_Task description_. Your response should contain every record below, copied exactly.

_Task input_.
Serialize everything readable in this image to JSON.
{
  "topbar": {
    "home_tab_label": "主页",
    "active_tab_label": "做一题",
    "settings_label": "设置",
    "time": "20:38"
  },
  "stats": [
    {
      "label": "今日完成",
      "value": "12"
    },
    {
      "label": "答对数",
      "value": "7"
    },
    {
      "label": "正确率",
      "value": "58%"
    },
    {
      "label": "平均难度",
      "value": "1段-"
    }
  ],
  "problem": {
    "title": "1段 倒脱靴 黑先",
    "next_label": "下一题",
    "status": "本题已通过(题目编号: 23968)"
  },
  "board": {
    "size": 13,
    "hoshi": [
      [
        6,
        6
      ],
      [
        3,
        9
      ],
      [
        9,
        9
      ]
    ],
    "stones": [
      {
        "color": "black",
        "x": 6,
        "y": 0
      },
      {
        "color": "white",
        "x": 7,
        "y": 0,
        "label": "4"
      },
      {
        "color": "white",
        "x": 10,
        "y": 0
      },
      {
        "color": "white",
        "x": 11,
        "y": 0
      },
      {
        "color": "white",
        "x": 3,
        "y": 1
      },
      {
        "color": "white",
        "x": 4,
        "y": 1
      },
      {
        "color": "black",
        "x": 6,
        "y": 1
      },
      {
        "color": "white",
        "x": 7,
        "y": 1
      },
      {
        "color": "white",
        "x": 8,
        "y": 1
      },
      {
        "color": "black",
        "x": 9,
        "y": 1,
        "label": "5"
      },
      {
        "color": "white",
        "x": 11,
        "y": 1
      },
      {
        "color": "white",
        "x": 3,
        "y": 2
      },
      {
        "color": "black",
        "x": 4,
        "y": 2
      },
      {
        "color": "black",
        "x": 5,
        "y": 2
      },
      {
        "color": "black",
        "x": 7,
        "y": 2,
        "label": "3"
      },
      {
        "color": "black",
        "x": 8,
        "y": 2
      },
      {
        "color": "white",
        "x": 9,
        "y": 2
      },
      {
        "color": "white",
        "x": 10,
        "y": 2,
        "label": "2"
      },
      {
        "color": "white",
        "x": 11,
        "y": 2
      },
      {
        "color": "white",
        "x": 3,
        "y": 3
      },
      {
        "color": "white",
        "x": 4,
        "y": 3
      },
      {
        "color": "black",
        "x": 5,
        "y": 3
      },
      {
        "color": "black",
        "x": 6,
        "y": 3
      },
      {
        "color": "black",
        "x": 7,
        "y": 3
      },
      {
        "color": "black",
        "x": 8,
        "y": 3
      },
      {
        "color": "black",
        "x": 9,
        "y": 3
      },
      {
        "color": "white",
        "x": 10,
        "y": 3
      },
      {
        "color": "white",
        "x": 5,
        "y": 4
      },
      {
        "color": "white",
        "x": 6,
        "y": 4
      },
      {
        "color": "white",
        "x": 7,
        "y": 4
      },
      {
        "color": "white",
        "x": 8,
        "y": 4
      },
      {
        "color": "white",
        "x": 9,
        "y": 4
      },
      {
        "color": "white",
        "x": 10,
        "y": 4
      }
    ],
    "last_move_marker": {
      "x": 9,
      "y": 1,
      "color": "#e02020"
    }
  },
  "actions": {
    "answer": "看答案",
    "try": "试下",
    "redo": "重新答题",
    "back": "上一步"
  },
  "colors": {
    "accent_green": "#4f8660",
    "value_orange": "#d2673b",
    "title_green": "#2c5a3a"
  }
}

_Output of the exercise_.
Serialize everything readable in this image to JSON.
{
  "topbar": {
    "home_tab_label": "主页",
    "active_tab_label": "做一题",
    "settings_label": "设置",
    "time": "20:38"
  },
  "stats": [
    {
      "label": "今日完成",
      "value": "12"
    },
    {
      "label": "答对数",
      "value": "7"
    },
    {
      "label": "正确率",
      "value": "58%"
    },
    {
      "label": "平均难度",
      "value": "1段-"
    }
  ],
  "problem": {
    "title": "1段 倒脱靴 黑先",
    "next_label": "下一题",
    "status": "本题已通过(题目编号: 23968)"
  },
  "board": {
    "size": 13,
    "hoshi": [
      [
        6,
        6
      ],
      [
        3,
        9
      ],
      [
        9,
        9
      ]
    ],
    "stones": [
      {
        "color": "black",
        "x": 6,
        "y": 0
      },
      {
        "color": "white",
        "x": 7,
        "y": 0,
        "label": "4"
      },
      {
        "color": "white",
        "x": 10,
        "y": 0
      },
      {
        "color": "white",
        "x": 11,
        "y": 0
      },
      {
        "color": "white",
        "x": 3,
        "y": 1
      },
      {
        "color": "white",
        "x": 4,
        "y": 1
      },
      {
        "color": "black",
        "x": 6,
        "y": 1
      },
      {
        "color": "white",
        "x": 7,
        "y": 1
      },
      {
        "color": "white",
        "x": 8,
        "y": 1
      },
      {
        "color": "black",
        "x": 9,
        "y": 1,
        "label": "5"
      },
      {
        "color": "white",
        "x": 11,
        "y": 1
      },
      {
        "color": "white",
        "x": 3,
        "y": 2
      },
      {
        "color": "black",
        "x": 4,
        "y": 2
      },
      {
        "color": "black",
        "x": 5,
        "y": 2
      },
      {
        "color": "black",
        "x": 7,
        "y": 2,
        "label": "3"
      },
      {
        "color": "black",
        "x": 8,
        "y": 2
      },
      {
        "color": "white",
        "x": 9,
        "y": 2
      },
      {
        "color": "white",
        "x": 10,
        "y": 2,
        "label": "2"
      },
      {
        "color": "white",
        "x": 11,
        "y": 2
      },
      {
        "color": "white",
        "x": 3,
        "y": 3
      },
      {
        "color": "white",
        "x": 4,
        "y": 3
      },
      {
        "color": "black",
        "x": 5,
        "y": 3
      },
      {
        "color": "black",
        "x": 6,
        "y": 3
      },
      {
        "color": "black",
        "x": 7,
        "y": 3
      },
      {
        "color": "black",
        "x": 8,
        "y": 3
      },
      {
        "color": "black",
        "x": 9,
        "y": 3
      },
      {
        "color": "white",
        "x": 10,
        "y": 3
      },
      {
        "color": "white",
        "x": 5,
        "y": 4
      },
      {
        "color": "white",
        "x": 6,
        "y": 4
      },
      {
        "color": "white",
        "x": 7,
        "y": 4
      },
      {
        "color": "white",
        "x": 8,
        "y": 4
      },
      {
        "color": "white",
        "x": 9,
        "y": 4
      },
      {
        "color": "white",
        "x": 10,
        "y": 4
      }
    ],
    "last_move_marker": {
      "x": 9,
      "y": 1,
      "color": "#e02020"
    }
  },
  "actions": {
    "answer": "看答案",
    "try": "试下",
    "redo": "重新答题",
    "back": "上一步"
  },
  "colors": {
    "accent_green": "#4f8660",
    "value_orange": "#d2673b",
    "title_green": "#2c5a3a"
  }
}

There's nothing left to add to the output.